"What we generally estimate, in terms of revenues or sales for the staffing industry as a whole, more than half of it now comes from professional, technical, and other high-skill, high-wage occupations," says Steven Berchem, vice president at the American Staffing Association (ASA) in Alexandria, Va. "So in other words, less than half of it comes from commercial staffing, which would be industrial and office clerical."
This shift to a larger contingent workforce is expected to continue. In a June survey issued by the consulting firm McKinsey, 58 percent of employers they plan to hire more "part-time, temporary, or contract workers" over the next five years. At the end of October, less than 2 percent of the overall workforce was employed in the temporary services industry. But over the next few years, Lewis expects that slice of the workforce to grow to 5 percent and beyond. "It's going to take years, not decades, to get there," he says.
For the 14 million unemployed, temp work may provide a new path to a permanent job. In this slow recovery, many employers are choosing to hire new employees on a part-time basis before extending a permanent offer—whether it's entry-level positions for workers who are fresh out of college or higher-level positions for workers who have been in the labor force for many years. "More and more staffing clients are saying they're turning to staffing firms as a way to find permanent help or permanent workers, so it's a way for both the employee and a business to evaluate each other to see if it's a good fit," says Berchem.
Barbara Saunders worked in the marketing department of a Fortune 500 company for six years and was laid off in 2008. To make up for lost income, the now 52-year-old marketing specialist took on some smaller consulting jobs, until last year when she decided it was time to look for a more permanent position. "I wasn't receiving the compensation I used to get," she says. In July, staffing firm Adecco connected Saunders with a then-temporary position at a smaller company. After a few months on the job, she was offered a full-time position as director of marketing, which she started at the beginning of November. "The older you are, it might be a little harder to get back into you want, so therefore sometimes you have to accept something else," she says. "I'm happy with what I did."
Long-term job stability may no longer be a reality for many workers, but that's not necessarily a bad thing. With a series of different assignments comes more flexibility, Berchem says, and many employees, especially from younger generations, prefer that. In a past ASA survey, 90 percent of respondents said they were satisfied with their staffing firm and various aspects of their jobs, and 88 percent said they would refer a friend or relative to work as a temporary or contract employee.

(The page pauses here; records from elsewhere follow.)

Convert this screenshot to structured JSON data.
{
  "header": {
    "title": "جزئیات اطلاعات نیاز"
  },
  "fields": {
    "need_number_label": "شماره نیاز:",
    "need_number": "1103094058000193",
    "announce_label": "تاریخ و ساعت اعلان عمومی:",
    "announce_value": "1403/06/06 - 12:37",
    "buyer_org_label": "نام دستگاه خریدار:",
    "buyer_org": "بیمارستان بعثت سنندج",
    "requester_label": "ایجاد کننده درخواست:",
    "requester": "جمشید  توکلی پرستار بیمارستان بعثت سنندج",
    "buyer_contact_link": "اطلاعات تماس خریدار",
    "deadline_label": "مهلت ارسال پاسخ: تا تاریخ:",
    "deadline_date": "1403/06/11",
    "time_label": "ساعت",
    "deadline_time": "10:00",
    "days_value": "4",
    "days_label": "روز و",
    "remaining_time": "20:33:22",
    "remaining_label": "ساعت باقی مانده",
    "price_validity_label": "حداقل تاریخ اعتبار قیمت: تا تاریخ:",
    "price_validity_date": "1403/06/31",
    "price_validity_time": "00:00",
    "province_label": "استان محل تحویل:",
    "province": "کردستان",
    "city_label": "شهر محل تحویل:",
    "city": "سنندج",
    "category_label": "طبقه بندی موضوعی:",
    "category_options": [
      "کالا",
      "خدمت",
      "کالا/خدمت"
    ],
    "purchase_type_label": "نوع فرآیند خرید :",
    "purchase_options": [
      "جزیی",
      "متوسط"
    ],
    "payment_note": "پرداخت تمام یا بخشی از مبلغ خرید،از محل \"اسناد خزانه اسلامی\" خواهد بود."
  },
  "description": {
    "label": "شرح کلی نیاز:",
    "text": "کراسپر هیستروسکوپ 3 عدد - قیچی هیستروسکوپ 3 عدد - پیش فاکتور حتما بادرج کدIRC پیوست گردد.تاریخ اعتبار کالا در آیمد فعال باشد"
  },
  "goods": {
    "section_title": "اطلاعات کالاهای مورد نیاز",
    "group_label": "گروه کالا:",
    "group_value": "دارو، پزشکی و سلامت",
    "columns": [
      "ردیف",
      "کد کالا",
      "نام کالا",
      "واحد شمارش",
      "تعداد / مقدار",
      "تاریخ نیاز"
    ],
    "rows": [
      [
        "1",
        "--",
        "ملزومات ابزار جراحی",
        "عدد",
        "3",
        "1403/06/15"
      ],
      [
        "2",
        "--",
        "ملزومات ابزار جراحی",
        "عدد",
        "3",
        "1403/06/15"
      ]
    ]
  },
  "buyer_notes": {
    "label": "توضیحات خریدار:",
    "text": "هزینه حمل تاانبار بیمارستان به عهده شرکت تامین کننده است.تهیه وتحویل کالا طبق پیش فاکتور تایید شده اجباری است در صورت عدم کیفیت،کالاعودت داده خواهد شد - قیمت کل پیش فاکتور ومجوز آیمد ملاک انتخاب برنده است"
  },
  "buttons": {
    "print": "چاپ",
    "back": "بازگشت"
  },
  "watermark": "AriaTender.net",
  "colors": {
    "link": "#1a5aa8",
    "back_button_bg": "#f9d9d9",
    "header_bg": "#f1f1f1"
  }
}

During his 16-year professional career, Eyon Karnoff has bounced back and forth between contract work and full-time employment. "I've been full-time for almost five of the 16 years at different stints, and each time I go back to consulting," Karnoff says. The 39-year-old IT management consultant is currently employed through staffing firm Randstad. He's been in his current role for about three months, and says it could last up to 16 months if all goes well. Because he has a specialized skillset, he says companies only need his services for a few months at a time. He says he generally prefers contract work because of the flexibility. In addition, he says he often takes home more pay consulting than he would if he was in a permanent position. "Until the right [full-time] opportunity comes along, I'm happy consulting," he says.